Exercise input START

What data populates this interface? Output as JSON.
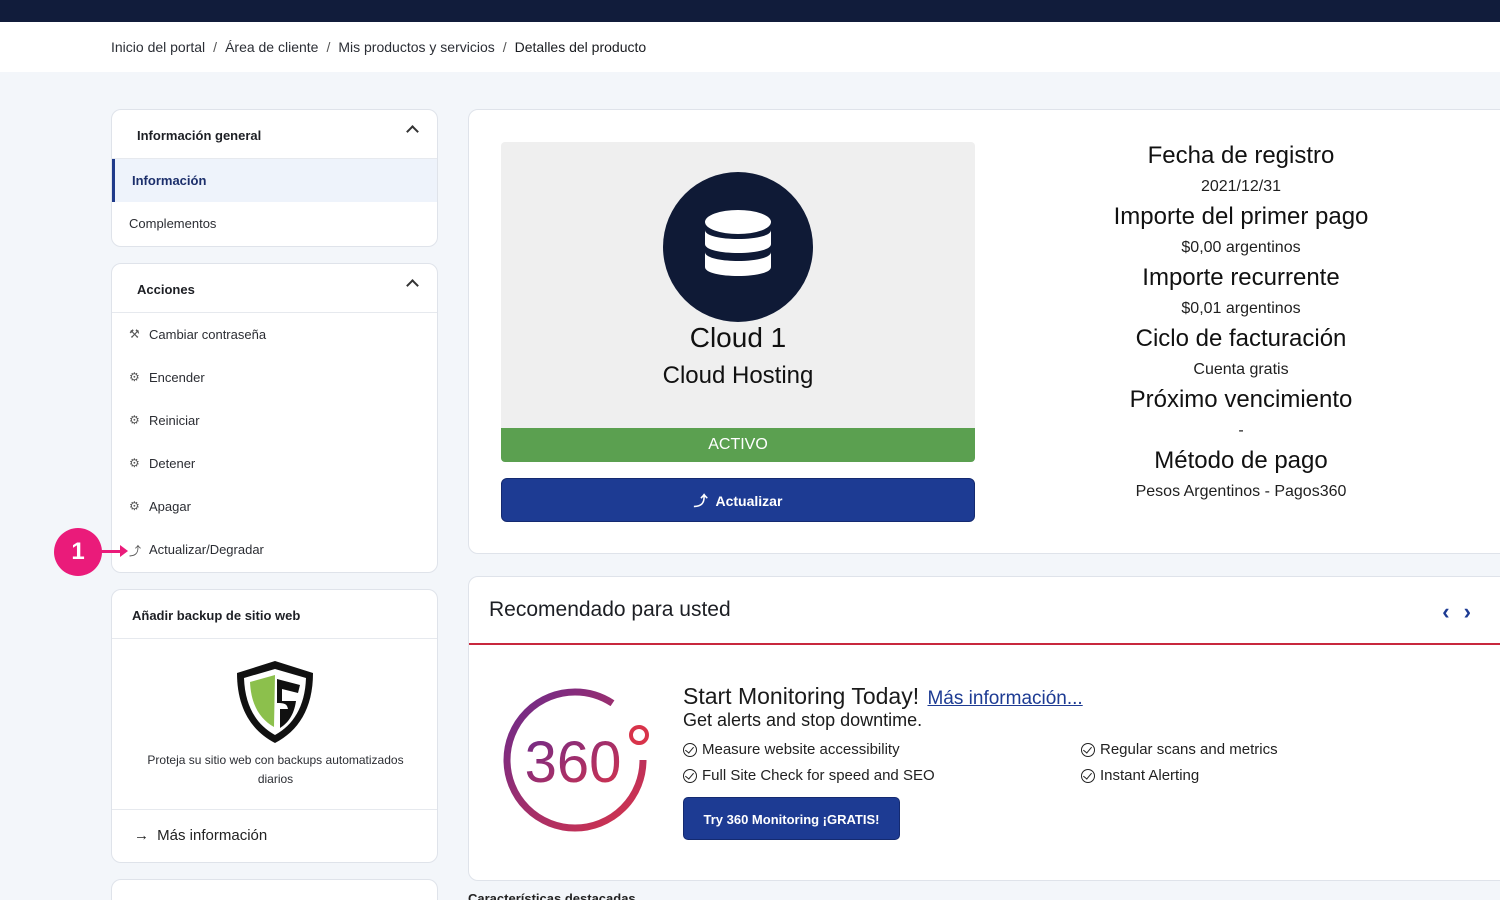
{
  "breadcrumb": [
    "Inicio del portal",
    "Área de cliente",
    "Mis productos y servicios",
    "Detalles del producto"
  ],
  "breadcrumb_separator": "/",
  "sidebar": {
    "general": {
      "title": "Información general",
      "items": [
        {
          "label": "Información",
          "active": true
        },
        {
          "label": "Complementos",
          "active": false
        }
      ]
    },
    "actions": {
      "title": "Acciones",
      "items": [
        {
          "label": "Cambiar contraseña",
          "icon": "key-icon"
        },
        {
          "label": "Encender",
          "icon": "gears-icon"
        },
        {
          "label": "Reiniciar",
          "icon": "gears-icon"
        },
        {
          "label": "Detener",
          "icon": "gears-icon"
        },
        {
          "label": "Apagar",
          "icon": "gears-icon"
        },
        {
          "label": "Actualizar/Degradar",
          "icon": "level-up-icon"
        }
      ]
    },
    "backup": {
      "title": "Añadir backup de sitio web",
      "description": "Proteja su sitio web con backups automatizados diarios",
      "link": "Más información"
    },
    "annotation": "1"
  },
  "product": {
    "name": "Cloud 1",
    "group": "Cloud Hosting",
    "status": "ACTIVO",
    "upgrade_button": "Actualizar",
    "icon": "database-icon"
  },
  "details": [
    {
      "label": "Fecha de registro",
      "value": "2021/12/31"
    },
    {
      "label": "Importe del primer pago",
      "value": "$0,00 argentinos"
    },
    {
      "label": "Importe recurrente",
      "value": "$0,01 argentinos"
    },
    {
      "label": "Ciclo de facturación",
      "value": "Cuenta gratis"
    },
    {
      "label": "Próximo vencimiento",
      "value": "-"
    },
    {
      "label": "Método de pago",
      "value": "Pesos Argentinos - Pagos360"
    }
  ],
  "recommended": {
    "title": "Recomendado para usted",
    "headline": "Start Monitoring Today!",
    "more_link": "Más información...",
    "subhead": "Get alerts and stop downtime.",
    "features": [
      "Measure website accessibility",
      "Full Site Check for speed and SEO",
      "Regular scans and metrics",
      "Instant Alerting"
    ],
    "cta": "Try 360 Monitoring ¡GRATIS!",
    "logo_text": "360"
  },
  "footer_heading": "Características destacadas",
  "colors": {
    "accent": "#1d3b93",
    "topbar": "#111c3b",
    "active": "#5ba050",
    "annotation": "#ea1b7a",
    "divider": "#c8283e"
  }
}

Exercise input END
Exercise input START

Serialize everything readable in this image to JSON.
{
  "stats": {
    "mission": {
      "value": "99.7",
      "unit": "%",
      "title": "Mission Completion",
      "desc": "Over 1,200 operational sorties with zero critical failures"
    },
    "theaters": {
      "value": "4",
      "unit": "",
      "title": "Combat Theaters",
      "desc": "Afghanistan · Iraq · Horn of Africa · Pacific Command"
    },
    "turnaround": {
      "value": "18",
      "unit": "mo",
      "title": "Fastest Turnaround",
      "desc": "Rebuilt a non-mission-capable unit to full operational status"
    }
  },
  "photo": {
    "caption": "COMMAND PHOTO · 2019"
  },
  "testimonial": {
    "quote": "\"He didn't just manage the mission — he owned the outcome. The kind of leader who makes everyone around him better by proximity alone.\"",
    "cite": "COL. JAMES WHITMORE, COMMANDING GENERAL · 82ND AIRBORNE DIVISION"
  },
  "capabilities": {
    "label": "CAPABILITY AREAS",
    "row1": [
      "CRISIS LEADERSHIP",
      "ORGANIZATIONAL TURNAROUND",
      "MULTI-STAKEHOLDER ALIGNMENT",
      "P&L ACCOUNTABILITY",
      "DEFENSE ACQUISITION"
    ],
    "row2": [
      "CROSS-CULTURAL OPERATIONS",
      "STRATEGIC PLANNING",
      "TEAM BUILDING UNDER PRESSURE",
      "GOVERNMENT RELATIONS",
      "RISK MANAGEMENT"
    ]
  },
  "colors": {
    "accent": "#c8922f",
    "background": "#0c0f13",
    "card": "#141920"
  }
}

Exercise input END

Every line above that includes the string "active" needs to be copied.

          "active": true
          "active": false
    "active": "#5ba050",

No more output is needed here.